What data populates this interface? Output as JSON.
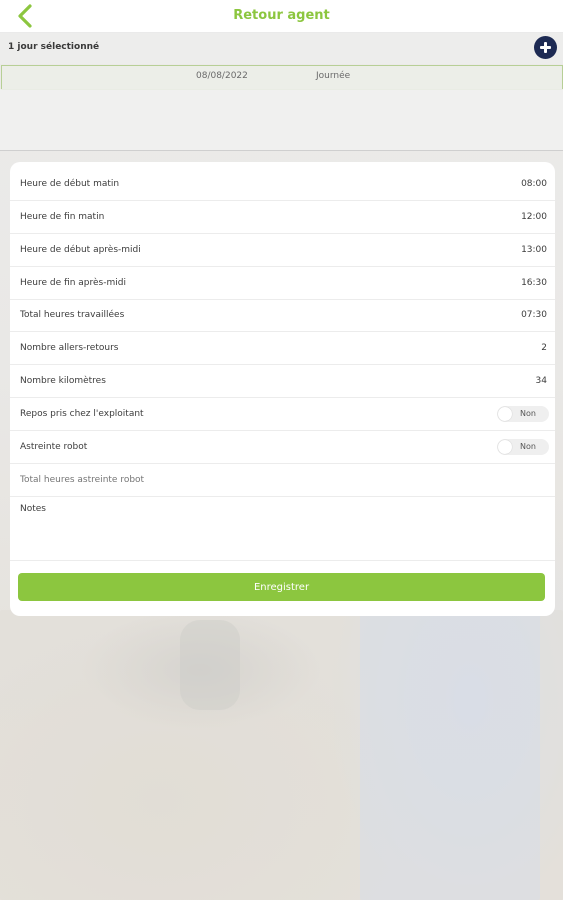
{
  "colors": {
    "accent": "#8cc63f",
    "add_button": "#1d2a53"
  },
  "header": {
    "title": "Retour agent",
    "back_icon": "chevron-left-icon"
  },
  "selection": {
    "summary": "1 jour sélectionné",
    "add_icon": "plus-circle-icon"
  },
  "days": [
    {
      "date": "08/08/2022",
      "type": "Journée"
    }
  ],
  "form": {
    "start_morning": {
      "label": "Heure de début matin",
      "value": "08:00"
    },
    "end_morning": {
      "label": "Heure de fin matin",
      "value": "12:00"
    },
    "start_afternoon": {
      "label": "Heure de début après-midi",
      "value": "13:00"
    },
    "end_afternoon": {
      "label": "Heure de fin après-midi",
      "value": "16:30"
    },
    "total_hours": {
      "label": "Total heures travaillées",
      "value": "07:30"
    },
    "round_trips": {
      "label": "Nombre allers-retours",
      "value": "2"
    },
    "kilometers": {
      "label": "Nombre kilomètres",
      "value": "34"
    },
    "rest_at_farmer": {
      "label": "Repos pris chez l'exploitant",
      "toggle": "Non"
    },
    "robot_duty": {
      "label": "Astreinte robot",
      "toggle": "Non"
    },
    "robot_duty_hours": {
      "placeholder": "Total heures astreinte robot"
    },
    "notes": {
      "label": "Notes"
    },
    "save_label": "Enregistrer"
  }
}
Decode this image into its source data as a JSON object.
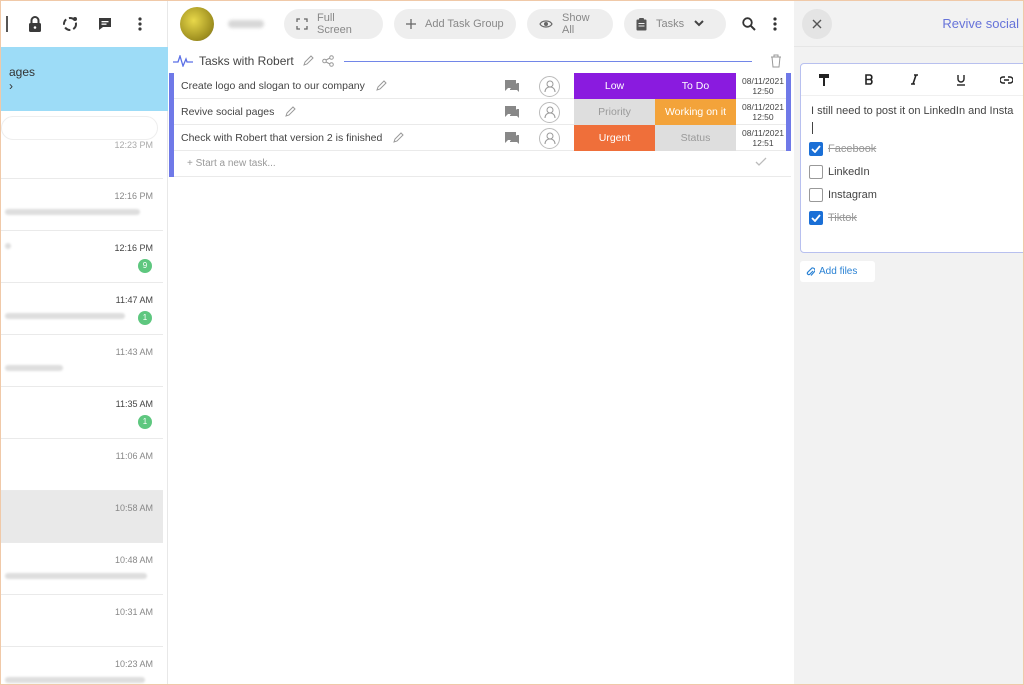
{
  "left": {
    "banner_line1": "ages",
    "banner_line2": "›",
    "first_time": "12:23 PM",
    "chats": [
      {
        "time": "12:16 PM",
        "badge": ""
      },
      {
        "time": "12:16 PM",
        "badge": "9"
      },
      {
        "time": "11:47 AM",
        "badge": "1"
      },
      {
        "time": "11:43 AM",
        "badge": ""
      },
      {
        "time": "11:35 AM",
        "badge": "1"
      },
      {
        "time": "11:06 AM",
        "badge": ""
      },
      {
        "time": "10:58 AM",
        "badge": ""
      },
      {
        "time": "10:48 AM",
        "badge": ""
      },
      {
        "time": "10:31 AM",
        "badge": ""
      },
      {
        "time": "10:23 AM",
        "badge": ""
      }
    ]
  },
  "toolbar": {
    "full_screen": "Full Screen",
    "add_task_group": "Add Task Group",
    "show_all": "Show All",
    "tasks": "Tasks"
  },
  "group": {
    "title": "Tasks with Robert"
  },
  "tasks": [
    {
      "name": "Create logo and slogan to our company",
      "priority": "Low",
      "priority_color": "#8a1bdf",
      "status": "To Do",
      "status_color": "#8a1bdf",
      "date": "08/11/2021",
      "time": "12:50"
    },
    {
      "name": "Revive social pages",
      "priority": "Priority",
      "priority_color": "#dedede",
      "status": "Working on it",
      "status_color": "#f3a33a",
      "date": "08/11/2021",
      "time": "12:50"
    },
    {
      "name": "Check with Robert that version 2 is finished",
      "priority": "Urgent",
      "priority_color": "#ef6f3a",
      "status": "Status",
      "status_color": "#dedede",
      "date": "08/11/2021",
      "time": "12:51"
    }
  ],
  "new_task_placeholder": "+ Start a new task...",
  "right": {
    "title": "Revive social",
    "note_text": "I still need to post it on LinkedIn and Insta",
    "checklist": [
      {
        "label": "Facebook",
        "checked": true
      },
      {
        "label": "LinkedIn",
        "checked": false
      },
      {
        "label": "Instagram",
        "checked": false
      },
      {
        "label": "Tiktok",
        "checked": true
      }
    ],
    "add_files": "Add files"
  },
  "colors": {
    "accent": "#6f79e8",
    "banner": "#9ddcf7",
    "badge": "#5ec77f",
    "link": "#2a82d4"
  }
}
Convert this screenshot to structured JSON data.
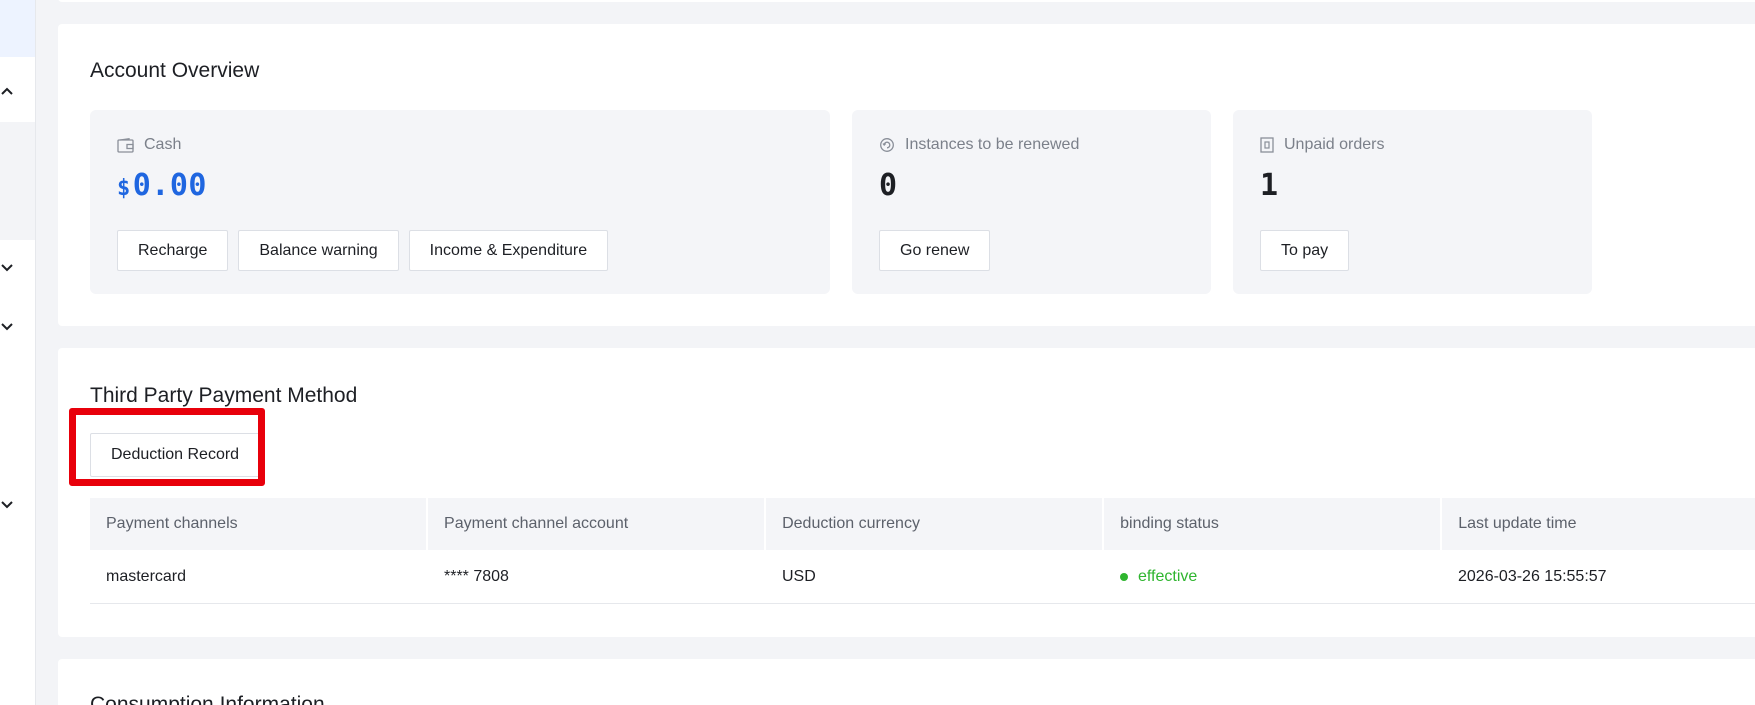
{
  "overview": {
    "title": "Account Overview",
    "cash": {
      "label": "Cash",
      "currency_symbol": "$",
      "value": "0.00",
      "buttons": [
        "Recharge",
        "Balance warning",
        "Income & Expenditure"
      ]
    },
    "renew": {
      "label": "Instances to be renewed",
      "value": "0",
      "button": "Go renew"
    },
    "unpaid": {
      "label": "Unpaid orders",
      "value": "1",
      "button": "To pay"
    }
  },
  "payment": {
    "title": "Third Party Payment Method",
    "deduction_button": "Deduction Record",
    "columns": [
      "Payment channels",
      "Payment channel account",
      "Deduction currency",
      "binding status",
      "Last update time"
    ],
    "rows": [
      {
        "channel": "mastercard",
        "account": "**** 7808",
        "currency": "USD",
        "status": "effective",
        "updated": "2026-03-26 15:55:57"
      }
    ]
  },
  "consumption": {
    "title": "Consumption Information"
  },
  "colors": {
    "accent": "#1f66e0",
    "status_effective": "#2fb52f",
    "highlight": "#e8000b"
  },
  "icons": {
    "cash": "wallet-icon",
    "renew": "renew-icon",
    "unpaid": "order-icon",
    "sidebar": "chevron-icon"
  }
}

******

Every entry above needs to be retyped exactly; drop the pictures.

What data populates this interface? Output as JSON.
{
  "colors": {
    "accent": "#8cc63f",
    "add_button": "#1d2a53"
  },
  "header": {
    "title": "Retour agent",
    "back_icon": "chevron-left-icon"
  },
  "selection": {
    "summary": "1 jour sélectionné",
    "add_icon": "plus-circle-icon"
  },
  "days": [
    {
      "date": "08/08/2022",
      "type": "Journée"
    }
  ],
  "form": {
    "start_morning": {
      "label": "Heure de début matin",
      "value": "08:00"
    },
    "end_morning": {
      "label": "Heure de fin matin",
      "value": "12:00"
    },
    "start_afternoon": {
      "label": "Heure de début après-midi",
      "value": "13:00"
    },
    "end_afternoon": {
      "label": "Heure de fin après-midi",
      "value": "16:30"
    },
    "total_hours": {
      "label": "Total heures travaillées",
      "value": "07:30"
    },
    "round_trips": {
      "label": "Nombre allers-retours",
      "value": "2"
    },
    "kilometers": {
      "label": "Nombre kilomètres",
      "value": "34"
    },
    "rest_at_farmer": {
      "label": "Repos pris chez l'exploitant",
      "toggle": "Non"
    },
    "robot_duty": {
      "label": "Astreinte robot",
      "toggle": "Non"
    },
    "robot_duty_hours": {
      "placeholder": "Total heures astreinte robot"
    },
    "notes": {
      "label": "Notes"
    },
    "save_label": "Enregistrer"
  }
}
Decode this image into its source data as a JSON object.
{
  "left": {
    "banner_line1": "ages",
    "banner_line2": "›",
    "first_time": "12:23 PM",
    "chats": [
      {
        "time": "12:16 PM",
        "badge": ""
      },
      {
        "time": "12:16 PM",
        "badge": "9"
      },
      {
        "time": "11:47 AM",
        "badge": "1"
      },
      {
        "time": "11:43 AM",
        "badge": ""
      },
      {
        "time": "11:35 AM",
        "badge": "1"
      },
      {
        "time": "11:06 AM",
        "badge": ""
      },
      {
        "time": "10:58 AM",
        "badge": ""
      },
      {
        "time": "10:48 AM",
        "badge": ""
      },
      {
        "time": "10:31 AM",
        "badge": ""
      },
      {
        "time": "10:23 AM",
        "badge": ""
      }
    ]
  },
  "toolbar": {
    "full_screen": "Full Screen",
    "add_task_group": "Add Task Group",
    "show_all": "Show All",
    "tasks": "Tasks"
  },
  "group": {
    "title": "Tasks with Robert"
  },
  "tasks": [
    {
      "name": "Create logo and slogan to our company",
      "priority": "Low",
      "priority_color": "#8a1bdf",
      "status": "To Do",
      "status_color": "#8a1bdf",
      "date": "08/11/2021",
      "time": "12:50"
    },
    {
      "name": "Revive social pages",
      "priority": "Priority",
      "priority_color": "#dedede",
      "status": "Working on it",
      "status_color": "#f3a33a",
      "date": "08/11/2021",
      "time": "12:50"
    },
    {
      "name": "Check with Robert that version 2 is finished",
      "priority": "Urgent",
      "priority_color": "#ef6f3a",
      "status": "Status",
      "status_color": "#dedede",
      "date": "08/11/2021",
      "time": "12:51"
    }
  ],
  "new_task_placeholder": "+ Start a new task...",
  "right": {
    "title": "Revive social",
    "note_text": "I still need to post it on LinkedIn and Insta",
    "checklist": [
      {
        "label": "Facebook",
        "checked": true
      },
      {
        "label": "LinkedIn",
        "checked": false
      },
      {
        "label": "Instagram",
        "checked": false
      },
      {
        "label": "Tiktok",
        "checked": true
      }
    ],
    "add_files": "Add files"
  },
  "colors": {
    "accent": "#6f79e8",
    "banner": "#9ddcf7",
    "badge": "#5ec77f",
    "link": "#2a82d4"
  }
}
Convert this screenshot to structured JSON data.
{
  "overview": {
    "title": "Account Overview",
    "cash": {
      "label": "Cash",
      "currency_symbol": "$",
      "value": "0.00",
      "buttons": [
        "Recharge",
        "Balance warning",
        "Income & Expenditure"
      ]
    },
    "renew": {
      "label": "Instances to be renewed",
      "value": "0",
      "button": "Go renew"
    },
    "unpaid": {
      "label": "Unpaid orders",
      "value": "1",
      "button": "To pay"
    }
  },
  "payment": {
    "title": "Third Party Payment Method",
    "deduction_button": "Deduction Record",
    "columns": [
      "Payment channels",
      "Payment channel account",
      "Deduction currency",
      "binding status",
      "Last update time"
    ],
    "rows": [
      {
        "channel": "mastercard",
        "account": "**** 7808",
        "currency": "USD",
        "status": "effective",
        "updated": "2026-03-26 15:55:57"
      }
    ]
  },
  "consumption": {
    "title": "Consumption Information"
  },
  "colors": {
    "accent": "#1f66e0",
    "status_effective": "#2fb52f",
    "highlight": "#e8000b"
  },
  "icons": {
    "cash": "wallet-icon",
    "renew": "renew-icon",
    "unpaid": "order-icon",
    "sidebar": "chevron-icon"
  }
}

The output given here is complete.